Exercise instructions:
Word for word, give the data again without its pictures.

[Exercise material]

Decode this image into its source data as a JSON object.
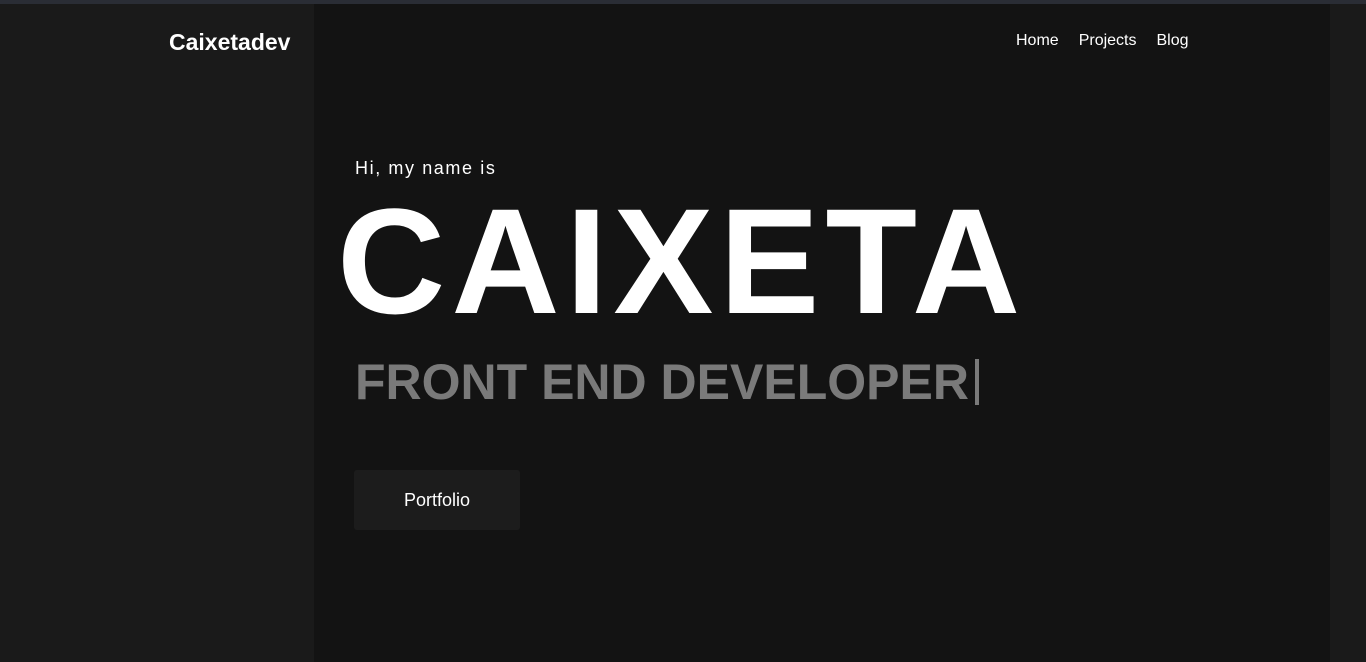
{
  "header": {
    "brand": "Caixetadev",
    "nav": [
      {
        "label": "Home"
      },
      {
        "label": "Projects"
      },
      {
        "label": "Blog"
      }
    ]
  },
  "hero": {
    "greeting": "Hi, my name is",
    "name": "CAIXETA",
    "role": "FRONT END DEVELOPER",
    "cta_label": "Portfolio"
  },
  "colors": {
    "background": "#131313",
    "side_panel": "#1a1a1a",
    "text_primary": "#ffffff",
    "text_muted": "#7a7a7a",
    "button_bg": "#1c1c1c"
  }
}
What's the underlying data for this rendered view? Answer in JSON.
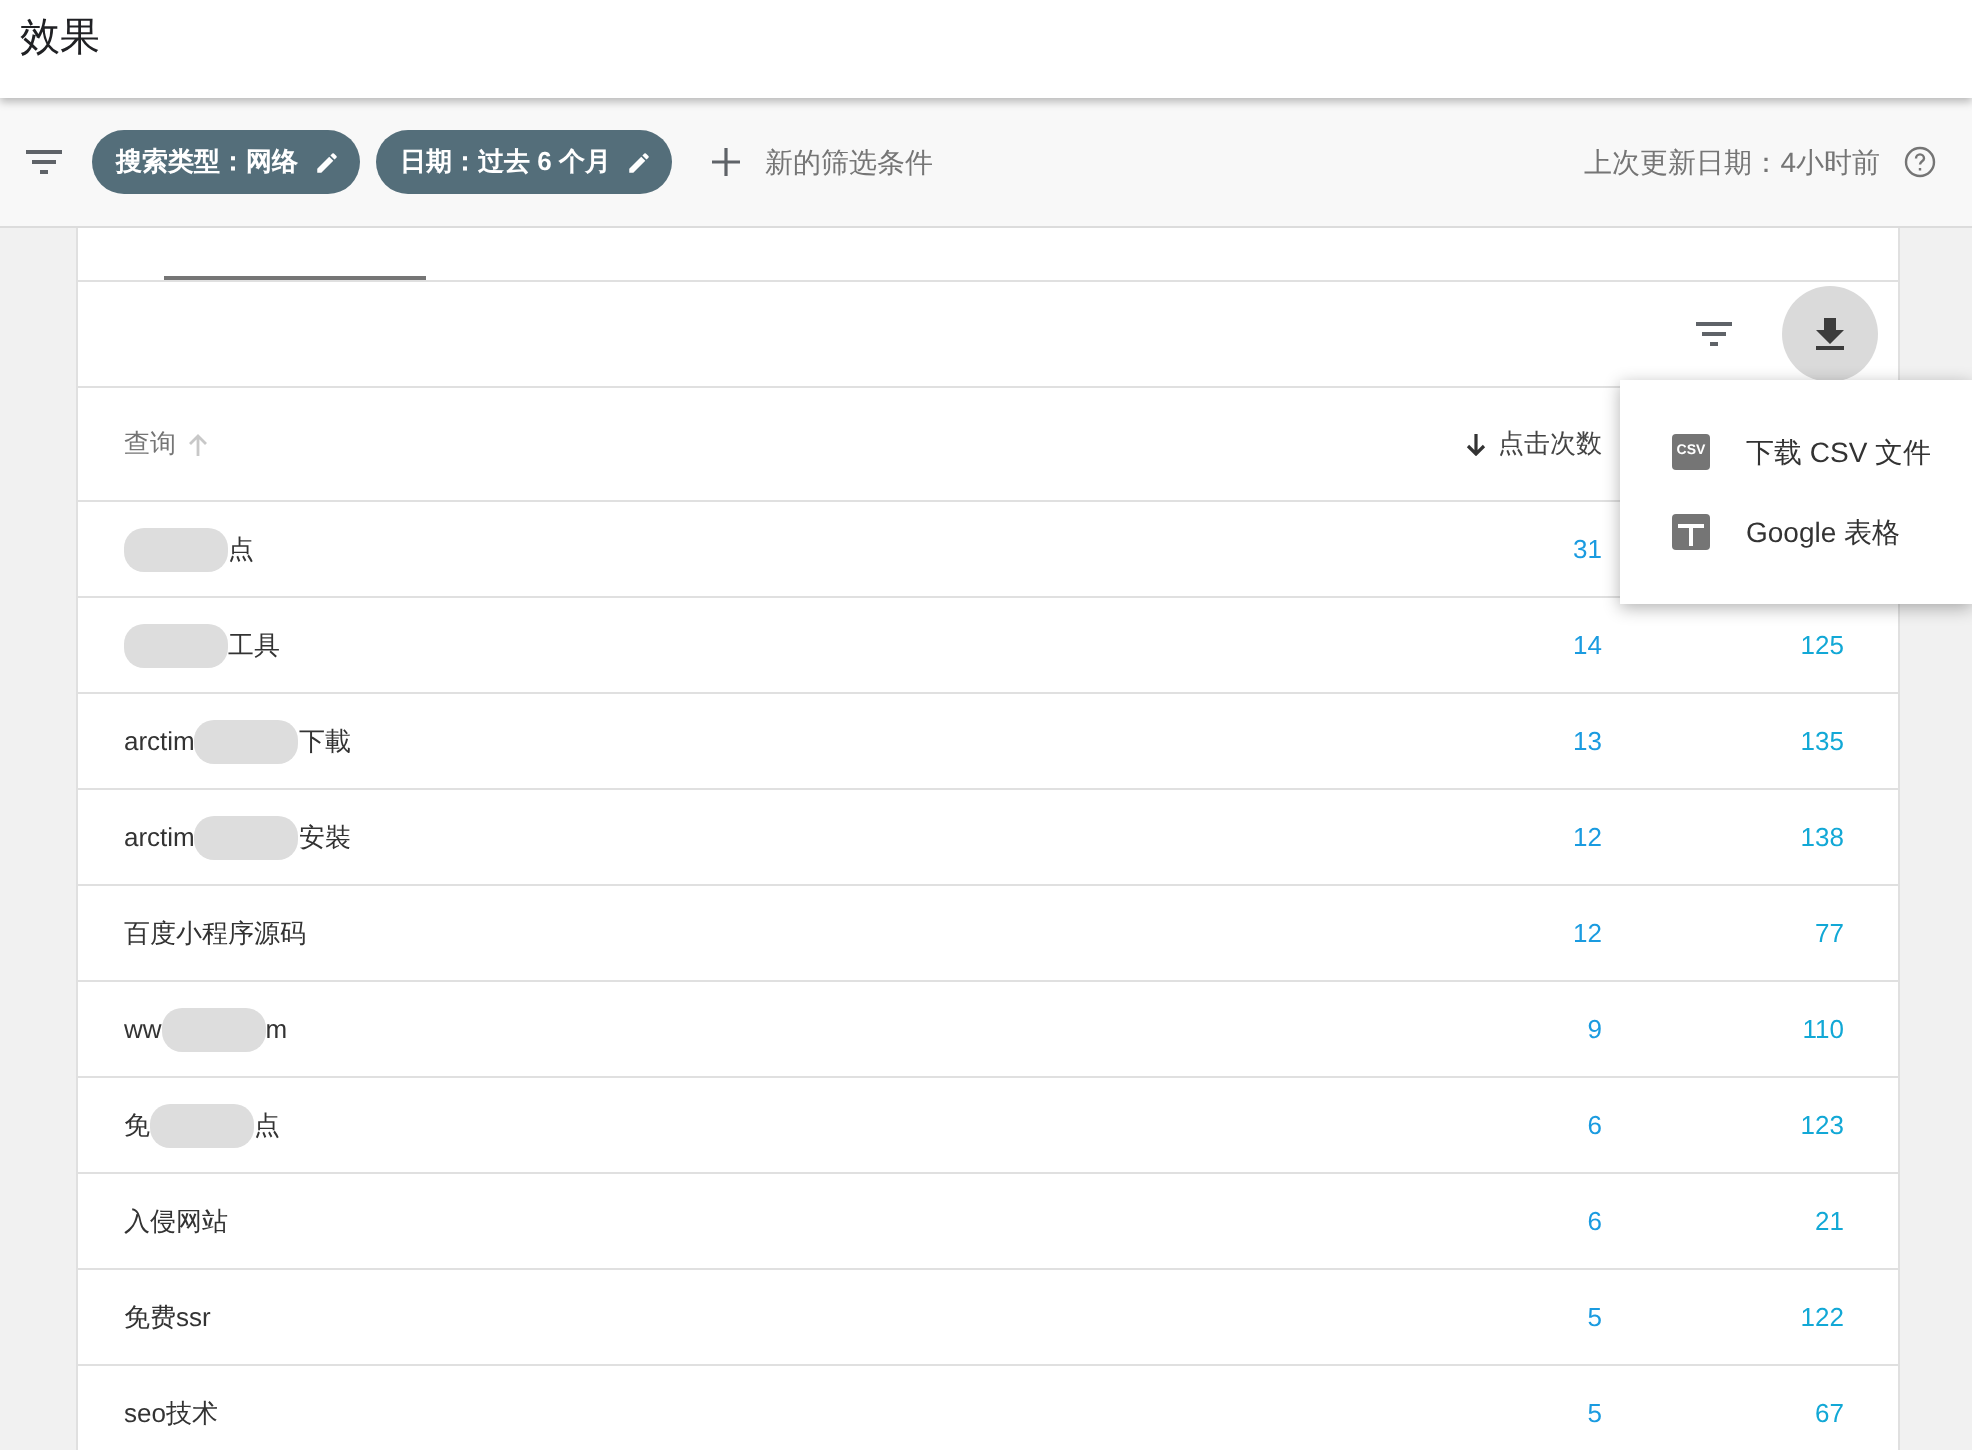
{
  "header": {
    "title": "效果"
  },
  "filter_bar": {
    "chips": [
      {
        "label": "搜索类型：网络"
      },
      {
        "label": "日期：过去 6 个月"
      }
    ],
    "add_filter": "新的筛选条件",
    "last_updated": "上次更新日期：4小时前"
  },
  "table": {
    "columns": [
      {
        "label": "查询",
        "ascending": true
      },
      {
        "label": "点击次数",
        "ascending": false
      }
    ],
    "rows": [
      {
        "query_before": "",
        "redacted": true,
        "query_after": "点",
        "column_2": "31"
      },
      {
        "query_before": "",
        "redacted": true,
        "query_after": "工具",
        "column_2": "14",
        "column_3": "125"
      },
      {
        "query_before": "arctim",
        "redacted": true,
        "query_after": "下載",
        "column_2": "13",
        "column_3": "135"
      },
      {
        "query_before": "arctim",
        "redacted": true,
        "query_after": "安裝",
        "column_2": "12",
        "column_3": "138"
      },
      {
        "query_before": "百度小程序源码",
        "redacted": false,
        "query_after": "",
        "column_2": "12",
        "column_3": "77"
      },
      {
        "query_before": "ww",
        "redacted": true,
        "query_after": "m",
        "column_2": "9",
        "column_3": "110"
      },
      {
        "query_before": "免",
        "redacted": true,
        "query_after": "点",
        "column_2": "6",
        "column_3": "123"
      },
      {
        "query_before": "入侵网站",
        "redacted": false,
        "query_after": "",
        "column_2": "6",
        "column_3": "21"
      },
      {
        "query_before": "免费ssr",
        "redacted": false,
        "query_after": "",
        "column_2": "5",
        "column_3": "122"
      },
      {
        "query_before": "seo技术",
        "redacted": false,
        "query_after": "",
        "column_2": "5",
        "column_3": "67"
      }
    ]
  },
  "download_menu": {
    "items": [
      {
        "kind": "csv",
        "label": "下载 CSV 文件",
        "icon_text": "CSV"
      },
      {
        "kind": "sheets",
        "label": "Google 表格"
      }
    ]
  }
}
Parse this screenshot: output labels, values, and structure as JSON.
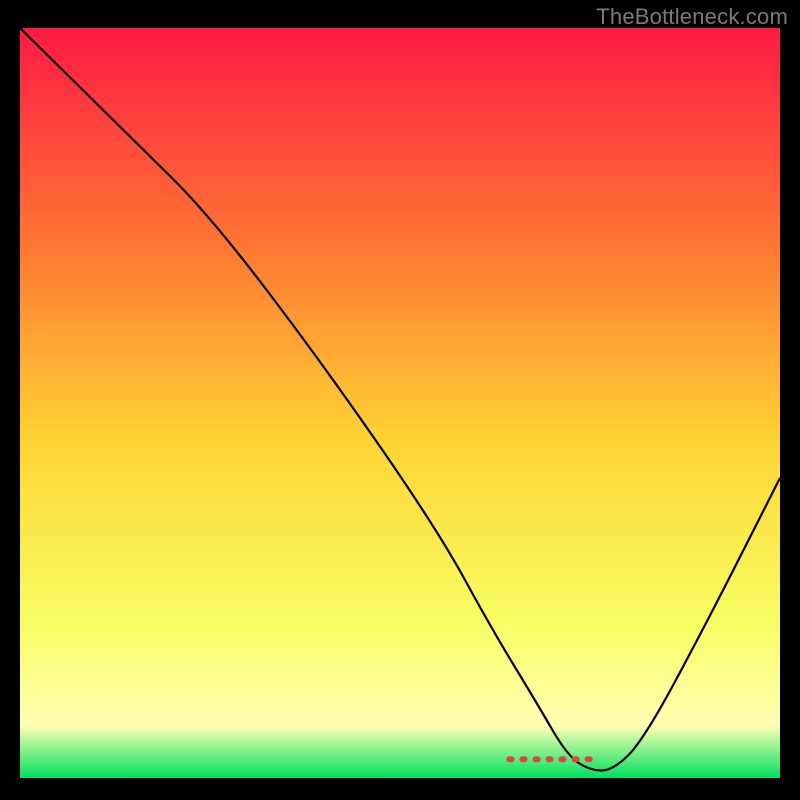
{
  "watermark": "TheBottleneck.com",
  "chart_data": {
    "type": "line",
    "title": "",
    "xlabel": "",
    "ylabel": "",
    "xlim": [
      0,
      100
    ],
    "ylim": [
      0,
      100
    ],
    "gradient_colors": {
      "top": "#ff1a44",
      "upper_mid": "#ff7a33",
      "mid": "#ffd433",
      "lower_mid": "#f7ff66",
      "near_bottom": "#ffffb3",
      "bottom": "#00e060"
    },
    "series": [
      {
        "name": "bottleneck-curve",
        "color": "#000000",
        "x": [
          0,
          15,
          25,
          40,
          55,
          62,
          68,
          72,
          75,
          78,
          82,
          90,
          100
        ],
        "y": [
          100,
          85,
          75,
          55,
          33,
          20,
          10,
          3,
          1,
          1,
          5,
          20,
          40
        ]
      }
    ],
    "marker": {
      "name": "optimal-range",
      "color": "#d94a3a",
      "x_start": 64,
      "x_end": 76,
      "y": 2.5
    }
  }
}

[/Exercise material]

Answer to the problem:
Decode this image into its source data as a JSON object.
{
  "header": {
    "brand": "Caixetadev",
    "nav": [
      {
        "label": "Home"
      },
      {
        "label": "Projects"
      },
      {
        "label": "Blog"
      }
    ]
  },
  "hero": {
    "greeting": "Hi, my name is",
    "name": "CAIXETA",
    "role": "FRONT END DEVELOPER",
    "cta_label": "Portfolio"
  },
  "colors": {
    "background": "#131313",
    "side_panel": "#1a1a1a",
    "text_primary": "#ffffff",
    "text_muted": "#7a7a7a",
    "button_bg": "#1c1c1c"
  }
}
What's the underlying data for this rendered view? Answer in JSON.
{
  "header": {
    "title": "效果"
  },
  "filter_bar": {
    "chips": [
      {
        "label": "搜索类型：网络"
      },
      {
        "label": "日期：过去 6 个月"
      }
    ],
    "add_filter": "新的筛选条件",
    "last_updated": "上次更新日期：4小时前"
  },
  "table": {
    "columns": [
      {
        "label": "查询",
        "ascending": true
      },
      {
        "label": "点击次数",
        "ascending": false
      }
    ],
    "rows": [
      {
        "query_before": "",
        "redacted": true,
        "query_after": "点",
        "column_2": "31"
      },
      {
        "query_before": "",
        "redacted": true,
        "query_after": "工具",
        "column_2": "14",
        "column_3": "125"
      },
      {
        "query_before": "arctim",
        "redacted": true,
        "query_after": "下載",
        "column_2": "13",
        "column_3": "135"
      },
      {
        "query_before": "arctim",
        "redacted": true,
        "query_after": "安裝",
        "column_2": "12",
        "column_3": "138"
      },
      {
        "query_before": "百度小程序源码",
        "redacted": false,
        "query_after": "",
        "column_2": "12",
        "column_3": "77"
      },
      {
        "query_before": "ww",
        "redacted": true,
        "query_after": "m",
        "column_2": "9",
        "column_3": "110"
      },
      {
        "query_before": "免",
        "redacted": true,
        "query_after": "点",
        "column_2": "6",
        "column_3": "123"
      },
      {
        "query_before": "入侵网站",
        "redacted": false,
        "query_after": "",
        "column_2": "6",
        "column_3": "21"
      },
      {
        "query_before": "免费ssr",
        "redacted": false,
        "query_after": "",
        "column_2": "5",
        "column_3": "122"
      },
      {
        "query_before": "seo技术",
        "redacted": false,
        "query_after": "",
        "column_2": "5",
        "column_3": "67"
      }
    ]
  },
  "download_menu": {
    "items": [
      {
        "kind": "csv",
        "label": "下载 CSV 文件",
        "icon_text": "CSV"
      },
      {
        "kind": "sheets",
        "label": "Google 表格"
      }
    ]
  }
}
Parse this screenshot: output labels, values, and structure as JSON.
{
  "watermark": "TheBottleneck.com",
  "chart_data": {
    "type": "line",
    "title": "",
    "xlabel": "",
    "ylabel": "",
    "xlim": [
      0,
      100
    ],
    "ylim": [
      0,
      100
    ],
    "gradient_colors": {
      "top": "#ff1a44",
      "upper_mid": "#ff7a33",
      "mid": "#ffd433",
      "lower_mid": "#f7ff66",
      "near_bottom": "#ffffb3",
      "bottom": "#00e060"
    },
    "series": [
      {
        "name": "bottleneck-curve",
        "color": "#000000",
        "x": [
          0,
          15,
          25,
          40,
          55,
          62,
          68,
          72,
          75,
          78,
          82,
          90,
          100
        ],
        "y": [
          100,
          85,
          75,
          55,
          33,
          20,
          10,
          3,
          1,
          1,
          5,
          20,
          40
        ]
      }
    ],
    "marker": {
      "name": "optimal-range",
      "color": "#d94a3a",
      "x_start": 64,
      "x_end": 76,
      "y": 2.5
    }
  }
}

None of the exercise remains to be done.